Has your disability case been denied by the VA? Are you having a problem with your military pension? Do you need information on educational entitlements or home loans? Have you lost your discharge papers and need them replaced? Those are just a few of the many questions the department's veterans service officers deal with daily; the kind of problems the department is prepared to help you with. Our veterans service officers can provide assistance in obtaining state and federal entitlements, and give advice and support to the veteran re-entering civilian life.

The state of New Jersey provides many entitlements and services for those who served in the Armed Forces. Although most veterans entitlements are federally funded and administered by the U.S. Department of Veterans Affairs (VA), state entitlements are in addition to those and are very significant.

To qualify for most services a veteran must have completed at least 90 days of active duty in the Armed Forces (except for training purposes) and have a discharge other than dishonorable. Veterans who were discharged before 90 days due to service connected disabilities are also eligible. Additionally, spouses, widows, widowers and parents of members of the military killed during a time of war and certain merchant seamen who served in active, ocean-going service from Dec. 7, 1941, to Aug. 15, 1945, may be eligible for certain federal entitlements. Receiving federal entitlements does not disqualify a veteran from receiving those offered by the state.

The Office of the Deputy Commissioner for Veterans Affairs supervises two divisions, the Division of Veterans Healthcare Services and the Division of Veterans Services.

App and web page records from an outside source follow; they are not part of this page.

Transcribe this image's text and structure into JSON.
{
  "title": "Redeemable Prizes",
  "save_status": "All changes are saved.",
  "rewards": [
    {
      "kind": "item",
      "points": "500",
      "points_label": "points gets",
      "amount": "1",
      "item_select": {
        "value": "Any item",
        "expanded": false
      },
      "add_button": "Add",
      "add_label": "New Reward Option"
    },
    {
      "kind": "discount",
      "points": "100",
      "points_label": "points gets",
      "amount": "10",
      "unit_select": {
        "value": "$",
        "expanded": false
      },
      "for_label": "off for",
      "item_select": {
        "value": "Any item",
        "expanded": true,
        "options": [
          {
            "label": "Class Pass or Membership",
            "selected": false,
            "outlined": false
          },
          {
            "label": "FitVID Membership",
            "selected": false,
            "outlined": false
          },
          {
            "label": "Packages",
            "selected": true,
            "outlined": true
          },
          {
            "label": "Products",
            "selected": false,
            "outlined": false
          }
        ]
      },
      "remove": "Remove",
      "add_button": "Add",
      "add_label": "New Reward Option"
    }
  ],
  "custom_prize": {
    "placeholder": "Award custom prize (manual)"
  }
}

The Division of Veterans Healthcare Services oversees the operation of the state’s three long-term care veterans nursing homes, located in Vineland, Menlo Park and Paramus. The Division of Veterans Services oversees the veterans service offices, maintains the toll-free information line, veteran's preference determinations, veteran's status determinations and the blind and catastrophic veteran pension entitlements. In addition, the Division of Veterans Services oversees the state's Veterans Cemetery, the operation of the states' Homeless Veterans Transitional Housing Program, the stateowned monuments and memorials and the State Approving Agency which is responsible for certifying the VA funded educational and training program.

Through its network of regional Veterans Service Offices, the Division of Veterans Services provides the state's veterans and dependents with information and guidance in filing claims for benefits. Trained Veterans Service Officers (VSO) at those offices also assist veterans with issues pertaining to employment, education, burial, counseling, housing, social and medical services, and other areas of concern to veterans and their families. Office locations and phone numbers are listed in Appendix A.

Additionally, the department, along with other state and municipal agencies, administers many other programs important to veterans and their families, such as pensions for certain disabled veterans, PTSD counseling, transportation to veteran service facilities, tuition assistance for war orphans, real estate tax abatements and civil service preferences.

Some entitlements (e.g. state property tax abatements) require the veteran to have served during a specified war/conflict period. New Jersey "war period" dates are listed in the box below.

New Jersey War/Conflict Dates
World War I April 6, 1917 - November 11, 1918
World War II September 16, 1940 - December 31, 1946
Korea June 23, 1950 - January 31, 1955
Vietnam December 31, 1960 - May 7, 1975
Lebanon Crisis July 1, 1958 - November 1, 1958*
Lebanon September 26, 192 - December 1, 1987*
Grenada October 23, 1983 - November 21, 1983*
Panama December 20, 1989 - January 31, 1990*
Persian Gulf August 2, 1990 - February 28, 1991*
Somalia December 5, 1992 - March 31, 1994*
Bosnia and Herzegovina November 20, 1995 - June 20, 1998*
Operations Joint Endeavor / Joint Guard)
Haiti September 19, 1994 - March 31, 1995*
Operation Enduring Freedom On or after September 11, 2001*
Operation Iraqi Freedom March 19, 2003 - Present*

*Must have served at least 14 days (one day if deployment results in injury) in a combat zone. Combat zone qualification is most frequently indicated by an Armed Forces Expeditionary Medal.